Feel free to add your own classes or trades the schools could indoctrinate into our children. We’re all in this together, parents. Neurotic, over-tired fist bump from me.

Today’s song had to happen. I haven’t played the Ramones in months. Here’s Rock and Roll High School. Break something and dance.

Hit it Marky!

They Shoot Ramones, Don’t They?

I walked out of the gas station with my diet dr. pepper. A tall, floppy haired young man, no older than 20, walked in the door I exited. His scraggly appearance was hi-lighted by a black leather jacket and a crisp, black t-shirt that looked like this:

I smiled, then smirked, and spoke to him.

“The Ramones are great. They’re one of my favorite bands.”

I was proud of the kid’s response. Full of anti-social attitude and get away from me creepy older dude snarl, he mumbled incoherently and passed me into the store. The Ramones would be proud of him.

Ramones t-shirts are sold at Target. You can’t open a music book or website and not see The Ramones epic 1976 debut ranked in the top ten of something. That wasn’t the case 35 years ago. When the The Ramones released their record, most people ignored it and them. The only major critic that paid attention was the legendary Lester Bangs. He loved them. People ignored Lester, as well.

Time has been kind to the memory of the four losers from Forest Hills, Queens, New York. I always harken to this example when people talk about criticism.

I’m “this close” to finishing a book. I’m also self publishing some short stories by the end of December. I’m terrifed at the reaction.

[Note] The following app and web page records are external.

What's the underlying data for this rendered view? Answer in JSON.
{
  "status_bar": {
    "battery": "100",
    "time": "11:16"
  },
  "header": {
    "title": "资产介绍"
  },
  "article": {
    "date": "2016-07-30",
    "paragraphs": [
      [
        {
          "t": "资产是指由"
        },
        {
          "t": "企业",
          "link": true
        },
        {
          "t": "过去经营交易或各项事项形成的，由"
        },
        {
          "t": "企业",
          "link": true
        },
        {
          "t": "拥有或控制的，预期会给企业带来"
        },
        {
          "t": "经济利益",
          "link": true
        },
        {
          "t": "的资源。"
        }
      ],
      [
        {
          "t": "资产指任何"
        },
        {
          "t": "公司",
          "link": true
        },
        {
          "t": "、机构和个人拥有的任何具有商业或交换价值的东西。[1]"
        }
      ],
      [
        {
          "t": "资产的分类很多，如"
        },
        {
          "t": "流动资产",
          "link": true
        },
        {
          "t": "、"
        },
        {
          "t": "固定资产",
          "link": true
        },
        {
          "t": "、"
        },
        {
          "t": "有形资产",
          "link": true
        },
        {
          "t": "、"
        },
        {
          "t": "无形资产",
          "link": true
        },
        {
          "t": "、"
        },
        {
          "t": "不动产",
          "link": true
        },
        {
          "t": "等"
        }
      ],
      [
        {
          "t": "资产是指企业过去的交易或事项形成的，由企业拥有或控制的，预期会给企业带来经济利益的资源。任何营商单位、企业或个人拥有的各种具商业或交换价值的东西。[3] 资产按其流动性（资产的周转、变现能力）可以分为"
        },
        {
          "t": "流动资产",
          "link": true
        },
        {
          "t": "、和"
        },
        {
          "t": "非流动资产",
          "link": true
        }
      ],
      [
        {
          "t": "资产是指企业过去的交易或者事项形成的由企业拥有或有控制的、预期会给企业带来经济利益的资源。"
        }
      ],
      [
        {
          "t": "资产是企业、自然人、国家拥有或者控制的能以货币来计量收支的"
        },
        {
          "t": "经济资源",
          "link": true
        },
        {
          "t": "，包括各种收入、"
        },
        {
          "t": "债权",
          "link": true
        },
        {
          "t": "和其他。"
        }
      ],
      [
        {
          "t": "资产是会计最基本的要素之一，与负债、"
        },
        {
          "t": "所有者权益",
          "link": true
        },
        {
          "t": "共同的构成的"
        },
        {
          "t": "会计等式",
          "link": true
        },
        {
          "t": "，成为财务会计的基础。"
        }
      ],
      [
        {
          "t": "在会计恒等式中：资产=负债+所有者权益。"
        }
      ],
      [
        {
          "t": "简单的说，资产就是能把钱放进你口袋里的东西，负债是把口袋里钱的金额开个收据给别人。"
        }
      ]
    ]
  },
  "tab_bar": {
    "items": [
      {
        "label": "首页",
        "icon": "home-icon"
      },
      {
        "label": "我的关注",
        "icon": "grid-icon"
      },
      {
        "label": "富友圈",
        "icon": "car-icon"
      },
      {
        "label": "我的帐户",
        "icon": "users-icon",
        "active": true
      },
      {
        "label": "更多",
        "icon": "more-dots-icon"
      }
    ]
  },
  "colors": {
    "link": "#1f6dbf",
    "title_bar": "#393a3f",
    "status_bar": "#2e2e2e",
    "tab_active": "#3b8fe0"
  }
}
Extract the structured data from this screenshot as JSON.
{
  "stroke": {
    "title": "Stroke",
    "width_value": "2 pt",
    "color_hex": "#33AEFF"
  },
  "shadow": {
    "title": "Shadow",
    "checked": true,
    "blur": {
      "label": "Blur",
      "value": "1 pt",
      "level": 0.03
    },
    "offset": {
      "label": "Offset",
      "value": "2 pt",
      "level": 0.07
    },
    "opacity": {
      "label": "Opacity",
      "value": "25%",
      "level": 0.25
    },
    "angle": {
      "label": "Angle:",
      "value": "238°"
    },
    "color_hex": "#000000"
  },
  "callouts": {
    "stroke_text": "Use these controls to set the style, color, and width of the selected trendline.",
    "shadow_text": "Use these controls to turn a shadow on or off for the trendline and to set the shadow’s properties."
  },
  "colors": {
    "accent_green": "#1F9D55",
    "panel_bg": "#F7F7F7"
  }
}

Two years ago, when my wife shook her head at my scribbling in notebooks and suggested I resurrect my blogging career, I paced my entire house dozens of times wondering if anyone would care. I’d been divorced. I’d been through therapy. I now live with four strong willed, determined women who know how to push my buttons and get their way. I could handle comments from “strangers” on the internet. Right?

Over the past 11 months, I’ve written every day. Most of what I’ve penciled hasn’t made it to My Blog Can Beat Up Your Blog. Crazy Robot Stories passed 57 thousand words for Nanowrimo, thus certified or “won”. I’ve got about 67 thousand words en total. Ironing out the ending should make it novel-sized and editor ready. Helene Troy, my wife approved girlfriend, has about 22 thousand words written, with about 15 of it shown. Millicent, the serial poisoner, is a solid 4 thousand word short story sitting with my editor/writer friend Grace http://thegraceofpirates.blogspot.com/ aka @octoberesque . Italian Radio’s 4 thousand words are with Writer’s Digest waiting for a thousand buck cash prize and the adoration of tens. Among those works, I’ve received over 600 comments. Some have been beautiful. Others have been harsh. It’s the rough ones I’ve learned the most. They’ve made me a better writer.

I know I brag about being part robot. I don’t believe if I wasn’t wired this way, I could handle the reviews. Waking up wrong, every day, with these women I live with, gives you rhinoceros skin.

Joey Ramone, The Ramones lead singer and song writer, died 10 and a half years ago, from cancer. Before he died, he gave an interview to Maria Bartriromo of CNBC financial news fame. She asked him if he regretted toiling in obscurity for the first part of his career. He responded profoundly.

“You know, I always wanted to be liked. Now, I just want to be appreciated. I enjoyed my life when I had nothing… and kinda like the idea of just being happy with me. “

I hope, if this writing I’m doing, sees any light of day, I can be as thoughtful as the late great Joey Ramone.

As my comment box asks, Whatdya got?

Today’s song is the first thing anyone ever heard from The Ramones. If you don’t like this, then you’re the problem. Here’s one of the greatest songs I’ve ever heard, Blitzkrieg Bop….